- _The task_
Repeat the entries. Each one must match exactly.

━━ Information given ━━

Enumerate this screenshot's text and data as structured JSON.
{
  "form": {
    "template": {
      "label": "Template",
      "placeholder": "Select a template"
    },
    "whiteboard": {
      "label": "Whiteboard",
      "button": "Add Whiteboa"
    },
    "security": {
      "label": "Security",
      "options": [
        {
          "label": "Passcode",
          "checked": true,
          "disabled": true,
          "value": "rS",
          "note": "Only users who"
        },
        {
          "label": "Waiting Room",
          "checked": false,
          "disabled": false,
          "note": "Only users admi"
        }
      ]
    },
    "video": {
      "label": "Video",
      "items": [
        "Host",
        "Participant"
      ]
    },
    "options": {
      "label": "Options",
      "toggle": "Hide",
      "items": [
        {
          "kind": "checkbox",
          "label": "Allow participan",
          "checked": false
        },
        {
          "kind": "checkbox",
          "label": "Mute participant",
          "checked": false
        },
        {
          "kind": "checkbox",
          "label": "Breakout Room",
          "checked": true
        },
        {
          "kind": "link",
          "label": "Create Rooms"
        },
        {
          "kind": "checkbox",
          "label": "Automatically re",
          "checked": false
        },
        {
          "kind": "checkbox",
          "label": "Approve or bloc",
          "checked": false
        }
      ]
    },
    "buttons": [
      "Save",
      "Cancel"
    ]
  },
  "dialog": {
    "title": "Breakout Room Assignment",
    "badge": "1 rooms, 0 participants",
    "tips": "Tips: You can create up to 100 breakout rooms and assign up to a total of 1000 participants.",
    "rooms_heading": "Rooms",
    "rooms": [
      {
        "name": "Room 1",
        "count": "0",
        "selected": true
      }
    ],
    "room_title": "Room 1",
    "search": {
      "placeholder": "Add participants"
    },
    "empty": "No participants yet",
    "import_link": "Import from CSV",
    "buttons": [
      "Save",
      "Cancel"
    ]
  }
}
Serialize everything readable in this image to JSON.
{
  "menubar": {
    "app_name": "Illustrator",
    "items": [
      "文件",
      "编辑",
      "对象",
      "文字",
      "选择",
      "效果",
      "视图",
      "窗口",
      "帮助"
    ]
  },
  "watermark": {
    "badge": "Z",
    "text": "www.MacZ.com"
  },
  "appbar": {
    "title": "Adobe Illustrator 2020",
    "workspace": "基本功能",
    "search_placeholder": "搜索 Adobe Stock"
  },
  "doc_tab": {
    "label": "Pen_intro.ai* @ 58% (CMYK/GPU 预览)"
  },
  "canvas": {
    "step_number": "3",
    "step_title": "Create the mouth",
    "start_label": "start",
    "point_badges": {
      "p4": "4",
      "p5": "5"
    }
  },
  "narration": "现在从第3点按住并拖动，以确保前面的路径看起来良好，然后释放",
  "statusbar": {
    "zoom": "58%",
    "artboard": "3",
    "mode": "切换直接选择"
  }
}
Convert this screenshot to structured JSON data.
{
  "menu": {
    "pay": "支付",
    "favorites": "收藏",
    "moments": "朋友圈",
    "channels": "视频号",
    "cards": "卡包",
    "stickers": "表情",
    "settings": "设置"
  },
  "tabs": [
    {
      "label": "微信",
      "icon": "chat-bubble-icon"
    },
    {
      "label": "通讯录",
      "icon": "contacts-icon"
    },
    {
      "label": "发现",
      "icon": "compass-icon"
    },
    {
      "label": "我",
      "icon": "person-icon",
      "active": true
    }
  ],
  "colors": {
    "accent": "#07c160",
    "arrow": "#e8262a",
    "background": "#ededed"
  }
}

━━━

- _Exercise output_
Enumerate this screenshot's text and data as structured JSON.
{
  "form": {
    "template": {
      "label": "Template",
      "placeholder": "Select a template"
    },
    "whiteboard": {
      "label": "Whiteboard",
      "button": "Add Whiteboa"
    },
    "security": {
      "label": "Security",
      "options": [
        {
          "label": "Passcode",
          "checked": true,
          "disabled": true,
          "value": "rS",
          "note": "Only users who"
        },
        {
          "label": "Waiting Room",
          "checked": false,
          "disabled": false,
          "note": "Only users admi"
        }
      ]
    },
    "video": {
      "label": "Video",
      "items": [
        "Host",
        "Participant"
      ]
    },
    "options": {
      "label": "Options",
      "toggle": "Hide",
      "items": [
        {
          "kind": "checkbox",
          "label": "Allow participan",
          "checked": false
        },
        {
          "kind": "checkbox",
          "label": "Mute participant",
          "checked": false
        },
        {
          "kind": "checkbox",
          "label": "Breakout Room",
          "checked": true
        },
        {
          "kind": "link",
          "label": "Create Rooms"
        },
        {
          "kind": "checkbox",
          "label": "Automatically re",
          "checked": false
        },
        {
          "kind": "checkbox",
          "label": "Approve or bloc",
          "checked": false
        }
      ]
    },
    "buttons": [
      "Save",
      "Cancel"
    ]
  },
  "dialog": {
    "title": "Breakout Room Assignment",
    "badge": "1 rooms, 0 participants",
    "tips": "Tips: You can create up to 100 breakout rooms and assign up to a total of 1000 participants.",
    "rooms_heading": "Rooms",
    "rooms": [
      {
        "name": "Room 1",
        "count": "0",
        "selected": true
      }
    ],
    "room_title": "Room 1",
    "search": {
      "placeholder": "Add participants"
    },
    "empty": "No participants yet",
    "import_link": "Import from CSV",
    "buttons": [
      "Save",
      "Cancel"
    ]
  }
}
Serialize everything readable in this image to JSON.
{
  "menubar": {
    "app_name": "Illustrator",
    "items": [
      "文件",
      "编辑",
      "对象",
      "文字",
      "选择",
      "效果",
      "视图",
      "窗口",
      "帮助"
    ]
  },
  "watermark": {
    "badge": "Z",
    "text": "www.MacZ.com"
  },
  "appbar": {
    "title": "Adobe Illustrator 2020",
    "workspace": "基本功能",
    "search_placeholder": "搜索 Adobe Stock"
  },
  "doc_tab": {
    "label": "Pen_intro.ai* @ 58% (CMYK/GPU 预览)"
  },
  "canvas": {
    "step_number": "3",
    "step_title": "Create the mouth",
    "start_label": "start",
    "point_badges": {
      "p4": "4",
      "p5": "5"
    }
  },
  "narration": "现在从第3点按住并拖动，以确保前面的路径看起来良好，然后释放",
  "statusbar": {
    "zoom": "58%",
    "artboard": "3",
    "mode": "切换直接选择"
  }
}
Convert this screenshot to structured JSON data.
{
  "menu": {
    "pay": "支付",
    "favorites": "收藏",
    "moments": "朋友圈",
    "channels": "视频号",
    "cards": "卡包",
    "stickers": "表情",
    "settings": "设置"
  },
  "tabs": [
    {
      "label": "微信",
      "icon": "chat-bubble-icon"
    },
    {
      "label": "通讯录",
      "icon": "contacts-icon"
    },
    {
      "label": "发现",
      "icon": "compass-icon"
    },
    {
      "label": "我",
      "icon": "person-icon",
      "active": true
    }
  ],
  "colors": {
    "accent": "#07c160",
    "arrow": "#e8262a",
    "background": "#ededed"
  }
}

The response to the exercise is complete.